Oct. 3, 2012, Westin Hotel, Detroit, MI
Mid-American College Art Association Conference
This year MACAA Conference attendees in Detroit were invited to participate in a pre-conference workshop called Teaching with Technology; a four-hour intensive ThinkTank experience covering Active Learning Principles using technology in the classroom. The workshop, co-sponsored by Oakland University and Integrative Teaching International, was facilitated by ITI President and Learning Technologist, Anthony Fontana, and by ThinkTank veteran, Michael Arrigo, Associate Professor of Art at Bowling Green State University.
Anthony Fontana opened the event with Teaching and Technology: Active Learning in the Classroom. This overview introduced participants to the principles of Active Learning, specifically addressing ways to put these principles into practice by familiarizing participants with some of the latest mobile technologies and applications. Following this introduction the participants split into two smaller working groups to discuss and debate the hurdles and advantages of integrating technology into studio and lecture classes. The groups were asked to consider some of the broader implications of technology for teaching studio art and design, and to explore practical applications of digital technology to enhance student research, critical thinking, collaboration, communication, and creativity.

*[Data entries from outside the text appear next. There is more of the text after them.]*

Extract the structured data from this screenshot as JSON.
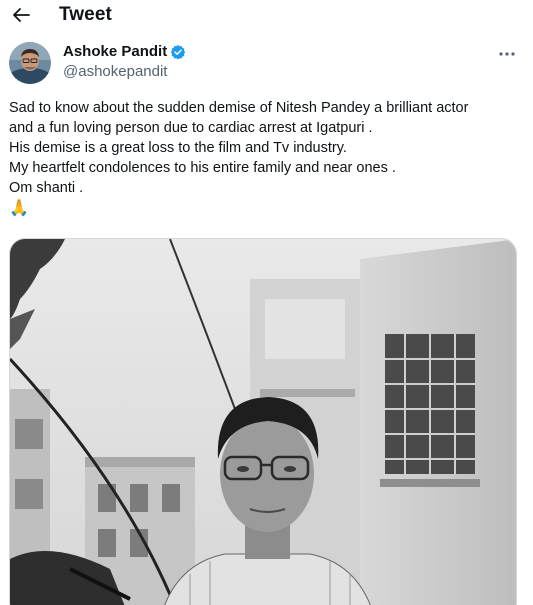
{
  "header": {
    "title": "Tweet",
    "back_icon": "arrow-left-icon"
  },
  "author": {
    "name": "Ashoke Pandit",
    "handle": "@ashokepandit",
    "verified": true,
    "verified_color": "#1d9bf0"
  },
  "tweet": {
    "lines": [
      "Sad to know about the sudden demise of Nitesh Pandey a brilliant actor",
      "and a fun loving person due to cardiac arrest at Igatpuri .",
      "His demise is a great loss to the film and Tv industry.",
      "My heartfelt condolences to his entire family and near ones .",
      "Om shanti ."
    ],
    "emoji": "🙏"
  },
  "media": {
    "style": "black-and-white-photo"
  },
  "colors": {
    "text": "#0f1419",
    "secondary": "#536471",
    "border": "#cfd9de"
  }
}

The discussions in the working groups proved to be lively and wide-ranging. Fontana’s group tackled the perils and promise of online teaching and considered the power of digital learning communities to press learning beyond the classroom to engage ever widening circles of collaborators. Arrigo’s breakout session began their discussions narrowly focused on the merits of the iPad as a consumption or production tool in foundations classrooms, but quickly moved to identify broad pedagogic considerations of the ways that technology empowers students and can provide layered opportunities to enrich analog and multi-modal experiences.
While definitive, unanimous conclusions were few, the ThinkTank workshop was productive in that it broadened participants’ perspectives and deepened their understanding of the issues at stake. The workshop wrap-up produced a set of questions and prompts that participants could take back to their own institutions to help them engage their colleagues in fruitful discussions as they seek to implement cohesive strategies for integrating technology into their curricula in ways that enhance their institutional mission and prepare their students for the future.
First Year Program Coordinator
Bowling Green State University